## PROMPT
Count, in the entries below, the lines in which "description" occurs. Give the number, nothing more.

## ENTRIES SHOWN
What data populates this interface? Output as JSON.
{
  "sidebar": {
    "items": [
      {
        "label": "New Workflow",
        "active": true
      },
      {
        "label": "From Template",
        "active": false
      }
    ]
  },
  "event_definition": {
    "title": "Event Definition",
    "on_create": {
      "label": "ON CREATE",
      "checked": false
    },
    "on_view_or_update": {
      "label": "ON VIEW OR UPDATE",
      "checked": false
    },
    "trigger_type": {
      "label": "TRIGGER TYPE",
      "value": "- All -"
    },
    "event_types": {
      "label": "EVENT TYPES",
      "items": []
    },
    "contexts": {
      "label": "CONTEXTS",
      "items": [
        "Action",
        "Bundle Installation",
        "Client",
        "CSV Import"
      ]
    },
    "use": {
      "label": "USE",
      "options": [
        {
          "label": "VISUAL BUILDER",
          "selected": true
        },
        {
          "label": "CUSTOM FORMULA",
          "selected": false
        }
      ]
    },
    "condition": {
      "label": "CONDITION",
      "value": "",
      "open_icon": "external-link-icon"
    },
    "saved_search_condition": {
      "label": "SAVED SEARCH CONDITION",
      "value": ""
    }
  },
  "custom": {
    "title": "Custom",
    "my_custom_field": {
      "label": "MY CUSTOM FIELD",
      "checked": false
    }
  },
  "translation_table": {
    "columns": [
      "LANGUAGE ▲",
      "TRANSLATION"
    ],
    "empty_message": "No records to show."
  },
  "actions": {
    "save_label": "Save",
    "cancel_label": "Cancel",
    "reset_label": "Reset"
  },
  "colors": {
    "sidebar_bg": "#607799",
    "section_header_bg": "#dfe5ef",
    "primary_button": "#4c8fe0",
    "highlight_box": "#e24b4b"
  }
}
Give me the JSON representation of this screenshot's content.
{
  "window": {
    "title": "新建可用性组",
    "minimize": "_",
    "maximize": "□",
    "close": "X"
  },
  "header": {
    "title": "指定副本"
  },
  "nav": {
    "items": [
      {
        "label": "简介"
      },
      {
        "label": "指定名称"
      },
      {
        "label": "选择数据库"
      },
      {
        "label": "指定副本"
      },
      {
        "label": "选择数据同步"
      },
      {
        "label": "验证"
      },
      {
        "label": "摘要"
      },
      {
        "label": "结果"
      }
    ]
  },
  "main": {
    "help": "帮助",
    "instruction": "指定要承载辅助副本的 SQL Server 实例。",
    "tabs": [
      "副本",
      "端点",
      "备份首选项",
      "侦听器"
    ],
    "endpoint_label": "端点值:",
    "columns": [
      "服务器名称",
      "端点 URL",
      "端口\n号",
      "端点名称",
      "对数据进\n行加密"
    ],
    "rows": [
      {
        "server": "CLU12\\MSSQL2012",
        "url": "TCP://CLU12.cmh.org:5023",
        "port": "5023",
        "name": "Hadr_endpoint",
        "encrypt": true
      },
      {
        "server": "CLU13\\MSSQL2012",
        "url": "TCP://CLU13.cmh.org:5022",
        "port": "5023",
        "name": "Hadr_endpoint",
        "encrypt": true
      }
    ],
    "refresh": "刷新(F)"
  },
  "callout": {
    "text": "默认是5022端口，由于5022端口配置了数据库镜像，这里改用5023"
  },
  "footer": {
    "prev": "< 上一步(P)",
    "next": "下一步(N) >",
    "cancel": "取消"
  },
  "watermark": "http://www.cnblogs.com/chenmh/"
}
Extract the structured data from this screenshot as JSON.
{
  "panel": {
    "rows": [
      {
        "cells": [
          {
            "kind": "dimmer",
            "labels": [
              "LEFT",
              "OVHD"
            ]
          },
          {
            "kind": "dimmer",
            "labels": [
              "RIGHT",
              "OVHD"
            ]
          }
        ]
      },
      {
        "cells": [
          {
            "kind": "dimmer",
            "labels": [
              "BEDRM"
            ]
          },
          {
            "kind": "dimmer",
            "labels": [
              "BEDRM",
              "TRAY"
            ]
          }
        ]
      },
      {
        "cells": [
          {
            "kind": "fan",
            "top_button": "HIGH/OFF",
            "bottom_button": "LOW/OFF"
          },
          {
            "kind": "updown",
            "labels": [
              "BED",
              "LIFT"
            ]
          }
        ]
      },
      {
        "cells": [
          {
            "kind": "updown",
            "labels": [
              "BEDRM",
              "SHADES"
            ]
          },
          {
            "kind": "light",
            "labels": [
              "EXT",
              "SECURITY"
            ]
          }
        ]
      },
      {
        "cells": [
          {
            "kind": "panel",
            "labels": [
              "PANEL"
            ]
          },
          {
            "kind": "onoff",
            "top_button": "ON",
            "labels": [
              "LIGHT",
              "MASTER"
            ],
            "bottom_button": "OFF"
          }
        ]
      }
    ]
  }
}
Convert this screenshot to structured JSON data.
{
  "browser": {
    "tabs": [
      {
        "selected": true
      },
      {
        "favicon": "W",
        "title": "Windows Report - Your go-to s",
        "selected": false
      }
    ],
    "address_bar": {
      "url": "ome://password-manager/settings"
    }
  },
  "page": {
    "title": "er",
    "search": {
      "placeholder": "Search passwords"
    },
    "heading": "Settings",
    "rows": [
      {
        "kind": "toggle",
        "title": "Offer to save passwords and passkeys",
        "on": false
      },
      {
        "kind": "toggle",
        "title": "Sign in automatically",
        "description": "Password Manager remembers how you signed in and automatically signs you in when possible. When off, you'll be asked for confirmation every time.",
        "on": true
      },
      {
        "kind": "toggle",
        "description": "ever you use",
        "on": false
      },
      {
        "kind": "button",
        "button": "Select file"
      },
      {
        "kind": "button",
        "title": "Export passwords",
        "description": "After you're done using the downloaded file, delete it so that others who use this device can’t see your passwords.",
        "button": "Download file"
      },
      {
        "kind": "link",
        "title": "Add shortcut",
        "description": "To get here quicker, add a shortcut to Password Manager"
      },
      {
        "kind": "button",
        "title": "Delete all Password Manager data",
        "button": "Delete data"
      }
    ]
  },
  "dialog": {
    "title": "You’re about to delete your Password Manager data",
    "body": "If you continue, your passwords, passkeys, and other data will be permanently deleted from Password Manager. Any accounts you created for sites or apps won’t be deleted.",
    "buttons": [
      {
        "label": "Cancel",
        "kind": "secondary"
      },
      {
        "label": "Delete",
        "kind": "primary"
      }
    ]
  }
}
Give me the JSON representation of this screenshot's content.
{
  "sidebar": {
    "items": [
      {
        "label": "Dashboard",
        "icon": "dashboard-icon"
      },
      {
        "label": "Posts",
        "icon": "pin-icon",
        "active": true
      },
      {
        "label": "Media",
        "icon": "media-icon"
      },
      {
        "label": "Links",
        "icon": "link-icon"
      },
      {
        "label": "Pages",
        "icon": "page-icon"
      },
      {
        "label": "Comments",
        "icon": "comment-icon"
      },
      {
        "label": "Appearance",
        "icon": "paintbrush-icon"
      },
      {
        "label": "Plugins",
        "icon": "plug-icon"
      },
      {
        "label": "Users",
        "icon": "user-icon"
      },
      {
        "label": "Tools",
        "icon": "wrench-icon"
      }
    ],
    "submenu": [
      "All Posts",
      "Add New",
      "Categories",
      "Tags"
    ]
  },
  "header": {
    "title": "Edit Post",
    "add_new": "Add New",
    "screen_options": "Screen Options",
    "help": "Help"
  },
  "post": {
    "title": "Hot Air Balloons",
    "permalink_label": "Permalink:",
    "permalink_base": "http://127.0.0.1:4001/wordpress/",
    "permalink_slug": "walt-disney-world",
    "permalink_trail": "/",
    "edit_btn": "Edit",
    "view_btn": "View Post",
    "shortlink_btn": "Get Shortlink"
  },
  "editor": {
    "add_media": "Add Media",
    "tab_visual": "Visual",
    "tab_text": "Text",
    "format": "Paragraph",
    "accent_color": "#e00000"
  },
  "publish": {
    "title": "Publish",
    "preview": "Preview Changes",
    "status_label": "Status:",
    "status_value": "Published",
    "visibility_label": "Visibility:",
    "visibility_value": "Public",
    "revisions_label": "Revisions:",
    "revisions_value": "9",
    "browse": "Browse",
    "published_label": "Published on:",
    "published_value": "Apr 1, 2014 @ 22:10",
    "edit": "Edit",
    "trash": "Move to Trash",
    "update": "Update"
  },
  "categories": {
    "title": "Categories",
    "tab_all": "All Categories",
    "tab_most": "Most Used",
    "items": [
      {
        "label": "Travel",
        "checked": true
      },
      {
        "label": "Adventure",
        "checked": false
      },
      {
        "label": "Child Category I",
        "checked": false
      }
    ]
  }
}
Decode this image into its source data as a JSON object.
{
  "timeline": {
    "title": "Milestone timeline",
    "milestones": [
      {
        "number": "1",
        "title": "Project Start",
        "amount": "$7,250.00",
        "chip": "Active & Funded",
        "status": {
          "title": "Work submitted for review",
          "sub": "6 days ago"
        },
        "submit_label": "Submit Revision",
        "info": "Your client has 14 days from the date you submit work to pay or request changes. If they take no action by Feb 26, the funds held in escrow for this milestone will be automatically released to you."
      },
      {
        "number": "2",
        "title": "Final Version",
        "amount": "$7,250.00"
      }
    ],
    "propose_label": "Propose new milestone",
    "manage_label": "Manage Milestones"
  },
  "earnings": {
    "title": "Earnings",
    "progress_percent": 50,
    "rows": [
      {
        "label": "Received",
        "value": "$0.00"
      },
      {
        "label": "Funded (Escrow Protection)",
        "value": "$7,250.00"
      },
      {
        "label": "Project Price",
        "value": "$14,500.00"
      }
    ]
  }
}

## ANSWER TO THIS PROBLEM
4